STI Prevention Starts with Foreplay- Conversation that Is
A few pieces last week brought it home again that aging doesn’t eliminate the risk of sexually transmitted infections (STIs). In fact, it could make it a little higher. If you figure safe sex doesn’t apply because your partner doesn’t have a STI or you can’t get pregnant, reconsider.
According to a recent report in MEDSURG Nursing Journal, rates of HIV and other STIs have increased in people over 40. Syphilis, Chlamydia, and gonorrhea are not at all uncommon. HPV is also on the rise.
Perhaps you’re already living with a viral STI like herpes or HIV. If that’s the case or if you’re trying to avoid STIs, safe sex know-how is important.
What exactly is safe sex? Safe sex is the best you can do to protect yourself and your partner(s) from sharing any STIs either of you might have. It includes behaviour choices and what we sexual health folk call “risk reduction”- handy tools like condoms or dental dams. Safe sex (or safer sex, which is more accurate) isn’t perfect- some STIs can be transmitted through skin to skin contact, like herpes and HPV. Which is why the conversation before sex is important.
Conversation can be the toughest part, as many women living with HIV can attest. But no matter what your STI status, an awkward talk about safe sex is better than none at all. Talking about your desires can include a point about feeling confident with condoms for any penetration (including oral) and dams for oral sex on you. As my nurse-friend Evelyn points out, it’s way better to talk about safe sex than to deal with an unhappy result after the fact, whether with your lover or at the doctor’s.

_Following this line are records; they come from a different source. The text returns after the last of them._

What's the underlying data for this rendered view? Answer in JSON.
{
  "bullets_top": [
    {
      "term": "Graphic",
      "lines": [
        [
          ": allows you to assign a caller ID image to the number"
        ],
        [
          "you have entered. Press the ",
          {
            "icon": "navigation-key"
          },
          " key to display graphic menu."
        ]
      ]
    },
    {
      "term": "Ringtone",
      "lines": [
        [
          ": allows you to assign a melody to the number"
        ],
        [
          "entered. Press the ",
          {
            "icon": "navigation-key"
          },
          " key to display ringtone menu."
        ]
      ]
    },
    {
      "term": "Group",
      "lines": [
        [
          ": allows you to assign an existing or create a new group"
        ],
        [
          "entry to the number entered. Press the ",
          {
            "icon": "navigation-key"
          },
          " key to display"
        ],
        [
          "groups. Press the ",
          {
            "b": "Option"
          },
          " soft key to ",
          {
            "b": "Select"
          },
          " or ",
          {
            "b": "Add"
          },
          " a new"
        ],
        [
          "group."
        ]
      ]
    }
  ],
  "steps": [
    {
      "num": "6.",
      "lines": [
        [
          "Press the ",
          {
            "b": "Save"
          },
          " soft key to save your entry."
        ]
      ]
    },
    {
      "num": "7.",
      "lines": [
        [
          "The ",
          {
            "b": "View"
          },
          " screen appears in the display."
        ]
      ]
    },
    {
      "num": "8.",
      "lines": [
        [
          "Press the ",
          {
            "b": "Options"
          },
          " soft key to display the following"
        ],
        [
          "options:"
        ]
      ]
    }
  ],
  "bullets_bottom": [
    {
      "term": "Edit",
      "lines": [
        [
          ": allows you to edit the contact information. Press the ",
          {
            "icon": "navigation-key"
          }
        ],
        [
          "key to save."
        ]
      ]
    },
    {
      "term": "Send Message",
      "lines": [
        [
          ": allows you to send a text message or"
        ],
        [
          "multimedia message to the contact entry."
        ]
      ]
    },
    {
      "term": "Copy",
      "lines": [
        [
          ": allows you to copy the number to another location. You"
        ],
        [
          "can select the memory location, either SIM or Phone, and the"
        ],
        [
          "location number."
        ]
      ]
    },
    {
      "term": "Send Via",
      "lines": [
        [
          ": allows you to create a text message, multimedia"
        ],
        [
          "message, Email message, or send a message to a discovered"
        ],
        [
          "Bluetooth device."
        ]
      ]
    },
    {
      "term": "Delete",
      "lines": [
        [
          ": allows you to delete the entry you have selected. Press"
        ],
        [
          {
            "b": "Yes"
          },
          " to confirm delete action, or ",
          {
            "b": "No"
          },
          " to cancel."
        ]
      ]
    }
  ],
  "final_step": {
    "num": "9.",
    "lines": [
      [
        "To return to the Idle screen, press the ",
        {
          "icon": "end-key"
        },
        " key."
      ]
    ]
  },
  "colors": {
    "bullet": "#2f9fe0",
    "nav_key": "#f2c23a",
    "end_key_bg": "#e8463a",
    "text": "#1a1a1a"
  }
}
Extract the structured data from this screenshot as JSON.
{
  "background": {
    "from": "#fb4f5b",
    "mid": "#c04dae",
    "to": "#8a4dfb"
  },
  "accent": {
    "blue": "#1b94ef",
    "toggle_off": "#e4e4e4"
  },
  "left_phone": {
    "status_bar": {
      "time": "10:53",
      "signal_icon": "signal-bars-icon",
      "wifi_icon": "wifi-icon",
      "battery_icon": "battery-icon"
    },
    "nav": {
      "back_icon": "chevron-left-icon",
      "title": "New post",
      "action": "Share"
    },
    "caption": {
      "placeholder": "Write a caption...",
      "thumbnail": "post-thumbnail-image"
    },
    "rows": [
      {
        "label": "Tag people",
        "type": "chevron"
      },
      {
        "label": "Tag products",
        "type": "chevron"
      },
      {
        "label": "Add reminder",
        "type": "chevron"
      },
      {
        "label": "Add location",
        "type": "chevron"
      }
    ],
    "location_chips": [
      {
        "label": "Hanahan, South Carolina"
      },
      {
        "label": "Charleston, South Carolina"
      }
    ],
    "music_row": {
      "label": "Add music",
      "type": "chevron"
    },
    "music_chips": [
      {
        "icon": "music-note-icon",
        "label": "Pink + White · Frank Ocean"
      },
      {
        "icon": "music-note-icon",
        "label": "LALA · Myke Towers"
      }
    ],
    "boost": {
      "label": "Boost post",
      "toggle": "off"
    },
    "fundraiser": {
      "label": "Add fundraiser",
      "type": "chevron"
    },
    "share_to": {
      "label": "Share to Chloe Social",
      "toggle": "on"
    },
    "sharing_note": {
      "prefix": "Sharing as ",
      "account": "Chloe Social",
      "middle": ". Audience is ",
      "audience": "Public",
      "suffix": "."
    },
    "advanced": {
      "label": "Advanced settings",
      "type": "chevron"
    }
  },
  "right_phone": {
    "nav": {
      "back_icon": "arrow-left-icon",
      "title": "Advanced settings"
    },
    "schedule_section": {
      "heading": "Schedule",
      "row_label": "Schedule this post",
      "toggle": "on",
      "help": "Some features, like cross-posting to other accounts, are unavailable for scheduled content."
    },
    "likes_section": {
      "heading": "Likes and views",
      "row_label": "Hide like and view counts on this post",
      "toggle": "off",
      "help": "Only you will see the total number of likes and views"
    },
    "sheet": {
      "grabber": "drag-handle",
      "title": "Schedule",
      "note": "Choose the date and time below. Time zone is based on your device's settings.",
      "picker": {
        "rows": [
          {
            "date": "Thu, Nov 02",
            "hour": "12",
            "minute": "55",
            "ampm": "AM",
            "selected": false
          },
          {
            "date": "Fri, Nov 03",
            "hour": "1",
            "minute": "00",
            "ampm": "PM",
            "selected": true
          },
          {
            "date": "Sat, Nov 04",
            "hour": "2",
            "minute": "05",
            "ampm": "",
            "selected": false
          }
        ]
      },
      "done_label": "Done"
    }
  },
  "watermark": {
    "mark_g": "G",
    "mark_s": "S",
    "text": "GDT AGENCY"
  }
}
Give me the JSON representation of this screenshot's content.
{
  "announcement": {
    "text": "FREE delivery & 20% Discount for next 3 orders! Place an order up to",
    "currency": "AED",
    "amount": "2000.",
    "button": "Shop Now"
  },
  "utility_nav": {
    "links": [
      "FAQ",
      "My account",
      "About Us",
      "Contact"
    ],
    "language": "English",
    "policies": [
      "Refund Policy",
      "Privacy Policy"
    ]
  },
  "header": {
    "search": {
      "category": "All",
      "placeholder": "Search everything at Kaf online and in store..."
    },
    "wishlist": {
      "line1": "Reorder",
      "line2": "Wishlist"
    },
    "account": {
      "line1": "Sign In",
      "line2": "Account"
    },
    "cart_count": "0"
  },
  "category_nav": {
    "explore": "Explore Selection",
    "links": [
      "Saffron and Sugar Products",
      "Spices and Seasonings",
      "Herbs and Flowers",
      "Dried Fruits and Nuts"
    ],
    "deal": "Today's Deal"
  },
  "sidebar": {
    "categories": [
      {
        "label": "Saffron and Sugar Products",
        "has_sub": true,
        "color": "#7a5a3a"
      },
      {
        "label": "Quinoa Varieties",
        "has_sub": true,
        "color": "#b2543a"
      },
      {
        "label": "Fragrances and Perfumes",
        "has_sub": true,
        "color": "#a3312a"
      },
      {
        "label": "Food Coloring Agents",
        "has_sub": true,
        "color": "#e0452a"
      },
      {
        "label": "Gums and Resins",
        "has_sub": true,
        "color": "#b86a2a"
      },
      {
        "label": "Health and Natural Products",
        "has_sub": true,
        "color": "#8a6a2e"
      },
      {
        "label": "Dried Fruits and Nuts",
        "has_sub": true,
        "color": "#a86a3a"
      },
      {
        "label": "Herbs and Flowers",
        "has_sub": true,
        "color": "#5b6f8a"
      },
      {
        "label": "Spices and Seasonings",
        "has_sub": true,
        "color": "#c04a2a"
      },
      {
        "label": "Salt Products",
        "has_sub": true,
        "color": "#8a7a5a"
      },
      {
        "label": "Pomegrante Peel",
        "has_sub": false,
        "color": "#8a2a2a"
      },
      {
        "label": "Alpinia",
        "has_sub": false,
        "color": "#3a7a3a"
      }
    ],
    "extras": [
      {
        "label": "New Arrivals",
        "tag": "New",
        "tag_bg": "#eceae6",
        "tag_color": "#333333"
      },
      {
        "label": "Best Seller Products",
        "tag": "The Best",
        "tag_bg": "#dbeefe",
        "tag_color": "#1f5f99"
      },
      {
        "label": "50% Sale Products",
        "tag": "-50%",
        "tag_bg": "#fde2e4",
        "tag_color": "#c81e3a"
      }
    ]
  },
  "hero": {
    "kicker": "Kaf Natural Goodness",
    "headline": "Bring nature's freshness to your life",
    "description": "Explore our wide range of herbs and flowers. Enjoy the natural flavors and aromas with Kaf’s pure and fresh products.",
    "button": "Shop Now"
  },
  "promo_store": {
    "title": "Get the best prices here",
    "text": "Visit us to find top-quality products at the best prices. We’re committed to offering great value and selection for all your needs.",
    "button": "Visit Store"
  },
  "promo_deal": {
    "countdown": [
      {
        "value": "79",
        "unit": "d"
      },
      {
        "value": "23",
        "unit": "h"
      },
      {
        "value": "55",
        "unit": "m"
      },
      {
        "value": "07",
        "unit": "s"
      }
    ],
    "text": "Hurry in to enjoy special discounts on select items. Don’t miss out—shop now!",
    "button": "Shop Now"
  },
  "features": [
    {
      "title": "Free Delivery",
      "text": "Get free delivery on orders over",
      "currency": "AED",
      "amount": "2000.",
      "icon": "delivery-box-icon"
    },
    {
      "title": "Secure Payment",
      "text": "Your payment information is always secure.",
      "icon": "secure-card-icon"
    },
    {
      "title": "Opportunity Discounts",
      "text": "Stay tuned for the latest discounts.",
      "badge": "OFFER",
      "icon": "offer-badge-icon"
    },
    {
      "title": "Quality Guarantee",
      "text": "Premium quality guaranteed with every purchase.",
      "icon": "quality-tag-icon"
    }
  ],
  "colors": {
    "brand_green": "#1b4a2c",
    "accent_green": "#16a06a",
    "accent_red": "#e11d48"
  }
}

Risk reduction means doing things differently than you might have before- using condoms for penetration, for one. So what if you no longer can get pregnant? You can still get an STI and more folks our age are, especially with online dating all the rage.
Dating Confidential researcher Cindy Masaro (I’ve sung her praises before) and I recently talked. She’s finding it’s really interesting how women say they’ll have sex with someone they’ve met online soon after meeting them in real life. Even though they’ve shared all kinds of intimate info online, they haven’t talked about safe sex. The assumption that their new love “would have told me” is the general rationale.
Given that lots of people who have HIV don’t know it (here in Canada it’s estimated that 26% of people with HIV don’t know it yet), is this a rationale that seems wise? I’d say no.
If you’re still not convinced, consider this- with perimenopause and post-menopausally, our bodies change. We have less natural lubrication, which can make the tissue more likely to tear during penetration. That puts us at more risk for STI transmission.
So talk to your guy or gal. It shows confidence and caring.
Photo: Free Digital Images/ Markuso